Stocks rebound on Wall Street, S&P 500 trades above record
NEW YORK (AP) — The S&P 500 briefly traded above its record closing high Wednesday, nearly erasing the last of the historic losses it took due to the coronavirus pandemic. The index ended up with a gain of 1.4%, just shy of its all-time high. Big technology stocks once again led way. At its depths, the S&P 500 had been down nearly 34% when worries about the recession were at their height. But massive aid from the Federal Reserve and Congress helped prop up the market. That’s allowed investors to look ahead a to a future when a vaccine will hopefully help the economy get back to normal.
How can Wall Street be so healthy when Main Street isn’t?
NEW YORK (AP) — Wall Street is flying, with the S&P 500 now within a few points of its pre-pandemic record, while Main Street is teetering. Stocks have soared even as the economy has struggled in large part because investors are looking ahead to a brighter future. Huge efforts by the Federal Reserve and Congress to prop up the economy have helped put a floor under markets. Profits have also remained incredibly resilient for the stock market’s most influential companies. Rising hopes for a potential COVID-19 vaccine are also encouraging investors to focus on an expected rebound in corporate profits as life returns to normal.
Boston Fed chief: States’ rush to reopen slowed US recovery
WASHINGTON (AP) — A top official at the Federal Reserve criticized the decision by many states to reopen businesses this spring before getting the virus fully under control, and said those choices have hindered an economic recovery in the U.S. Eric Rosengren, president of the Federal Reserve Bank of Boston, says that states in the South and West that allowed businesses to reopen after shutting down for a brief period did register an initial burst of economic activity. But spikes in infection rates soon followed and economies in those states are now lagging those in the Northeast as consumers have become more cautious.
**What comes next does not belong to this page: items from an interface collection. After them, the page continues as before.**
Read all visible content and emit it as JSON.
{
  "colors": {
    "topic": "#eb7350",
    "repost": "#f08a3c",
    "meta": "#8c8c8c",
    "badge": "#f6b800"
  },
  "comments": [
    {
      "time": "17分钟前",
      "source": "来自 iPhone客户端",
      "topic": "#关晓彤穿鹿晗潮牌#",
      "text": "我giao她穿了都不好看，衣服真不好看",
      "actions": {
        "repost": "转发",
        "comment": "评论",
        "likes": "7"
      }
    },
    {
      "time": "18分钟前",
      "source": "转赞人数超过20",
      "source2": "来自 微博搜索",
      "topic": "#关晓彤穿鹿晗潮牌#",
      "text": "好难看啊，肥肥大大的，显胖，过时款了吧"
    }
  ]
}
Rosengren’s comments, delivered online Wednesday, are among the most specific yet by a Fed official tying the health of the economy to the nation’s ability to control the virus.
US budget deficit climbs to record $2.81 trillion
SILVER SPRING, Md. (AP) — The Treasury Department says the U.S. budget deficit climbed to $2.81 trillion in the first 10 months of the budget year. That exceeds any on record, and it’s expected to eventually reach levels more than double the nation’s largest recorded annual deficit. The department said Wednesday that the federal government rang up a $63 billion deficit in July. That’s a relatively modest amount compared to red ink that spilled in the spring months when the government tried to revive an economy that all but ground to a halt due to the coronavirus outbreak. The July figure follows a record monthly deficit of $864 billion in June.
Sumner Redstone, who built media empire including CBS, dies
NEW YORK (AP) — Sumner Redstone, who built a media empire from his family’s drive-in movie chain, has died. He was 97. Redstone built his operations through aggressive acquisitions, but many headlines with his name focused on his severing ties with wives, actors and executives. In multiple interviews, he said he’d never die. His tight-fisted grip on the National Amusements theater chain, which controls both CBS Corp. and Viacom Inc. through voting stock, has been passed down to his daughter, Shari Redstone, who battled top executives to re-merge the two entities that split in 2006.
US consumer prices rose 0.6% in July, matching June uptick
WASHINGTON (AP) — U.S. consumer prices jumped 0.6% in July as gasoline prices continued to rise. The Labor Department reported Wednesday that the increase in its consumer price index matched a 0.6% rise in June. The uptick was about twice what economists expected. But inflation remains in check: Consumer prices are up just 1% over the past year. Gasoline prices rose 5.3% from June to July but are down 20.3% in the past 12 months as the coronavirus recession has kept Americans from driving. Excluding volatile food and energy prices, so-called core inflation was up 0.6% last month from June and 1.6% from a year ago.
In a first, Airbnb takes action against guest for party
SAN FRANCISCO (AP) — For the first time, Airbnb is taking legal action against a guest for violating its ban on unauthorized parties. The San Francisco-based home-sharing company is initiating legal proceedings against a guest who held an unauthorized party at a home in Sacramento County, California, last weekend. Three people were shot and injured at the party. Airbnb wouldn’t release the guest’s name but says it has removed the guest from its platform. Airbnb has been trying to clean up its image as it prepares for an initial public offering of its stock. The IPO, which was delayed by the coronavirus pandemic, could still take place later this year.
The S&P 500 rose 46.66 points, or 1.4%, to 3,380.35. The Dow Jones Industrial Average gained 289.93 points, or 1%, to 27,976.84. The Nasdaq composite climbed 229.42 points, or 2.1%, to 11,012.24. The Russell 2000 index of small company stocks picked up 8.15 points, or 0.5%, to 1,583.25.